Saturday, 19 March 2016

The Kindness of Strangers.

I have been reading Moodscope since 2012 when someone forwarded a post to me and I actually read it.

Back then I didn't record my scores. But I was reading the blog with enough regularity to be a bit miffed when Jon left. He was an excellent writer and a philosopher and his posts were tidy, with a beginning, middle and an end.

But the new bloggers were different. Their posts were open ended. I found them messy, poignant, funny, sad, beautiful, disturbing. In short, they were like my moods. My unpredictable, complicated moods.

I was just on the cusp of the most major breakdown of my life when the bloggers changed. I was recently married and had a young daughter and I had quit my career and started my own company. We bought a house.

Then I crashed. I hated being married. I felt claustrophobic. I loved my daughter but I had postpartum depression that didn't reveal itself until years later. I was feeling financial strain. Everyone around me seemed to be doing great. But I was imploding.

What the hell was wrong with me? I yelled. A lot. I threw things. A lot. My husband would hold our daughter while I raged. I couldn't believe he was more concerned about her than with my despair (so it seemed at the time). I would say awful things to him. I was convinced that no one could understand.

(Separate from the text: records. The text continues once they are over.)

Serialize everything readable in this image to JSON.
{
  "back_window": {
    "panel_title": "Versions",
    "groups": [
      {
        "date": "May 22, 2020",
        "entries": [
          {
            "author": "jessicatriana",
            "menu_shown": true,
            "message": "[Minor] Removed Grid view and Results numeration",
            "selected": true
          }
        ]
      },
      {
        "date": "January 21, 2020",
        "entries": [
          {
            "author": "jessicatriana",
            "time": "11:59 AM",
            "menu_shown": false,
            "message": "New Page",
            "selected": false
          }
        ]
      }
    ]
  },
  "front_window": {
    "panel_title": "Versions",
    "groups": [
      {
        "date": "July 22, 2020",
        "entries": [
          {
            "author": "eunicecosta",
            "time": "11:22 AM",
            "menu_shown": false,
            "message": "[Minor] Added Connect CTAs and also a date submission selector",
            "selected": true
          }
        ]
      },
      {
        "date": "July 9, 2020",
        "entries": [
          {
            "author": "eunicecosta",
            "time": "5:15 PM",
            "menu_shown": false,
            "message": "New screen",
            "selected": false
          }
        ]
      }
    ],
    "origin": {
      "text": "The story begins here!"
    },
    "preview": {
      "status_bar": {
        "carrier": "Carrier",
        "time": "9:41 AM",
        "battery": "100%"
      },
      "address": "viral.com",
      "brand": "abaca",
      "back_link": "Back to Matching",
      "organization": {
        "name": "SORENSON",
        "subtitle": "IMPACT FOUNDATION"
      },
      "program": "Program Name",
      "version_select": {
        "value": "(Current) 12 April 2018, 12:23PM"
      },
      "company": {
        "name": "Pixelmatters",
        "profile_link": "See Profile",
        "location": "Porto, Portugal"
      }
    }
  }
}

How can you articulate the feeling of drowning? How can you describe feeling out of your body, watching others as if they were on a different plane? I contemplated suicide. I thought about how I would do it. I would think about how my daughter would get on. I thought she would be much happier without a crazy, enraged mother who couldn't do anything except lie in a dark room for days on end.

I didn't talk to my friends for weeks. Then I couldn't believe that no one cared enough to check in on me. Now I know they were terrified and didn't know how to help.

But through it all I kept reading. I started to recognize some of the bloggers' names and I even posted a comment or two. People would respond with such love. There is something so powerful about hearing kind words from a stranger when you aren't able to hear it from your own loved ones.

It didn't matter that the bloggers were thousands of miles away. I started to feel part of something, so that when my mother in law said to me (probably for the 100th time) "You don't need to suffer like this" I was finally able to hear it. I called my doctor and got medication. I found an amazing therapist.

I never thought I would write about my experience. But this community is one of the ways I stay healthy and helped save my life. So here's to throwing it all out there!

Lexi
A Moodscope member

Thoughts on the above? Please feel free to post a comment on our blog on the Moodscope web site:

https://www.moodscope.com/blog/the-kindness-of-strangers